Many times I've been out in nature photographing random aesthetically pleasing things, only to come home and spend hours browsing field guides and online references trying to identify the flowers, trees, insects, reptiles and so on that appear in my photos. I've even had to call in the generous help of nature experts I've found online (as was the case with the orb weaver spider, the Texas Bull Snake and the rare Bight Crevice Skink; for the story behind the latter, see "Rare Identity").
For photographers in the same situation, the iPhone may soon be another useful tool in the task of identifying subjects right in the field.
Scientists and software engineers at the Smithsonian, the University of Maryland and Columbia University are creating an iPhone application that pinpoints plant species from pictures of the leaves. Simply click and upload, and your plant is ID'd.

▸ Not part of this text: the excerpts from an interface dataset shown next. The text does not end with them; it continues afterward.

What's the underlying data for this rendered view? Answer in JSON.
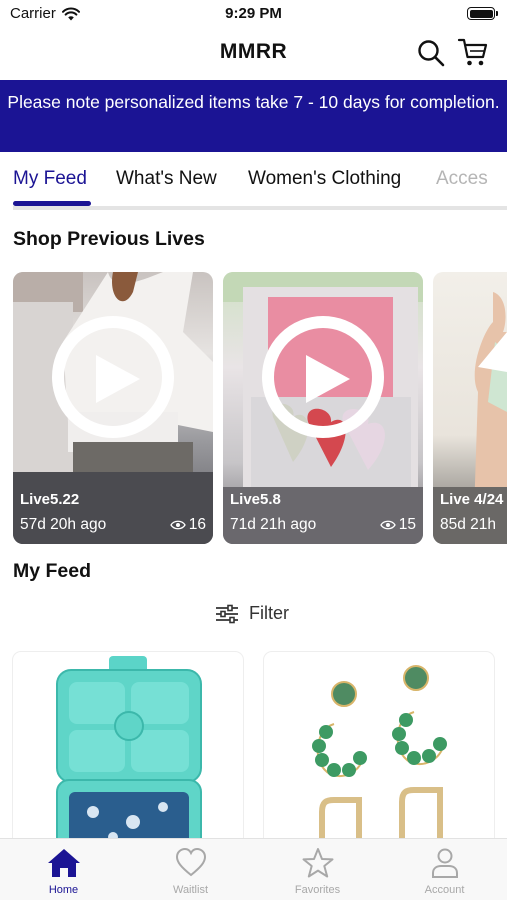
{
  "status_bar": {
    "carrier": "Carrier",
    "time": "9:29 PM"
  },
  "header": {
    "title": "MMRR",
    "icons": [
      "search-icon",
      "cart-icon"
    ]
  },
  "banner": {
    "text": "Please note personalized items take 7 - 10 days for completion."
  },
  "category_tabs": [
    {
      "label": "My Feed",
      "active": true
    },
    {
      "label": "What's New",
      "active": false
    },
    {
      "label": "Women's Clothing",
      "active": false
    },
    {
      "label": "Acces",
      "active": false
    }
  ],
  "previous_lives": {
    "title": "Shop Previous Lives",
    "cards": [
      {
        "name": "Live5.22",
        "ago": "57d 20h ago",
        "views": "16"
      },
      {
        "name": "Live5.8",
        "ago": "71d 21h ago",
        "views": "15"
      },
      {
        "name": "Live 4/24",
        "ago": "85d 21h",
        "views": ""
      }
    ]
  },
  "feed": {
    "title": "My Feed",
    "filter_label": "Filter",
    "products": [
      {
        "image": "teal bento lunch box"
      },
      {
        "image": "green beaded earrings"
      }
    ]
  },
  "bottom_tabs": [
    {
      "label": "Home",
      "icon": "home-icon",
      "active": true
    },
    {
      "label": "Waitlist",
      "icon": "heart-icon",
      "active": false
    },
    {
      "label": "Favorites",
      "icon": "star-icon",
      "active": false
    },
    {
      "label": "Account",
      "icon": "person-icon",
      "active": false
    }
  ],
  "colors": {
    "brand": "#1b1494",
    "banner_text": "#ffffff",
    "inactive": "#a8a8a8"
  }
}
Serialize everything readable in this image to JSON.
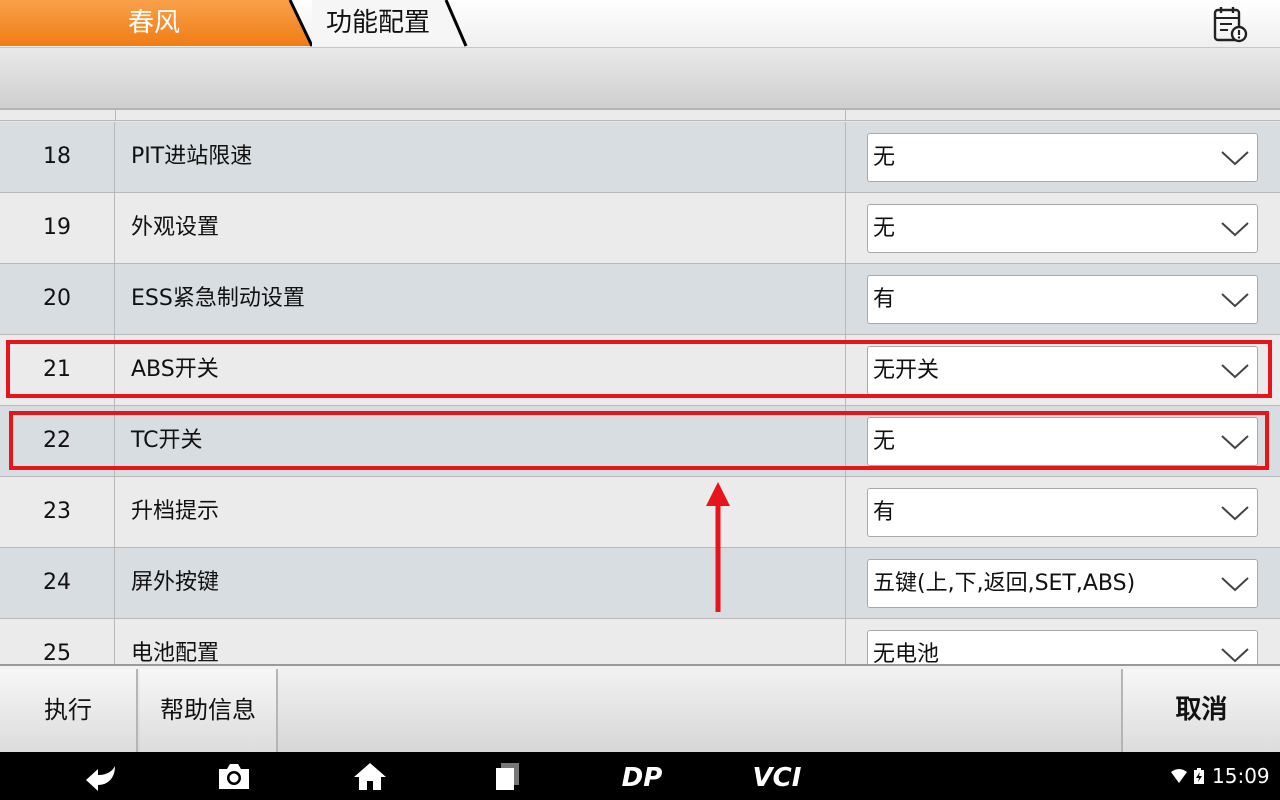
{
  "topbar": {
    "crumbs": [
      "春风",
      "功能配置"
    ],
    "report_icon": "clipboard-alert-icon",
    "accent_color": "#f5841f"
  },
  "table": {
    "rows": [
      {
        "num": "18",
        "label": "PIT进站限速",
        "value": "无"
      },
      {
        "num": "19",
        "label": "外观设置",
        "value": "无"
      },
      {
        "num": "20",
        "label": "ESS紧急制动设置",
        "value": "有"
      },
      {
        "num": "21",
        "label": "ABS开关",
        "value": "无开关"
      },
      {
        "num": "22",
        "label": "TC开关",
        "value": "无"
      },
      {
        "num": "23",
        "label": "升档提示",
        "value": "有"
      },
      {
        "num": "24",
        "label": "屏外按键",
        "value": "五键(上,下,返回,SET,ABS)"
      },
      {
        "num": "25",
        "label": "电池配置",
        "value": "无电池"
      }
    ],
    "highlight_color": "#e8141b"
  },
  "actions": {
    "execute": "执行",
    "help": "帮助信息",
    "cancel": "取消"
  },
  "navbar": {
    "icons": [
      "back-icon",
      "camera-icon",
      "home-icon",
      "recent-apps-icon",
      "dp-logo-icon",
      "vci-icon"
    ],
    "dp_label": "DP",
    "vci_label": "VCI",
    "time": "15:09"
  }
}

Moreoever, the app will aid in scientific research. The snapshots that users run through the identifier are added to a database that helps naturalists track the health and locations of plant species (ever-important information in our changing climate).
News of another interesting photo tool from iPhone comes courtesy of a friend of mine from northern New England. Amy alerted me to a photo app called Color Splash that allows you to easily do black-and-white conversions, add spot color, and so on. Not a professional tool, but it definitely poses fun possibilites for a camera phone. See "Color Splash iPhone App Review" at JackBook.com.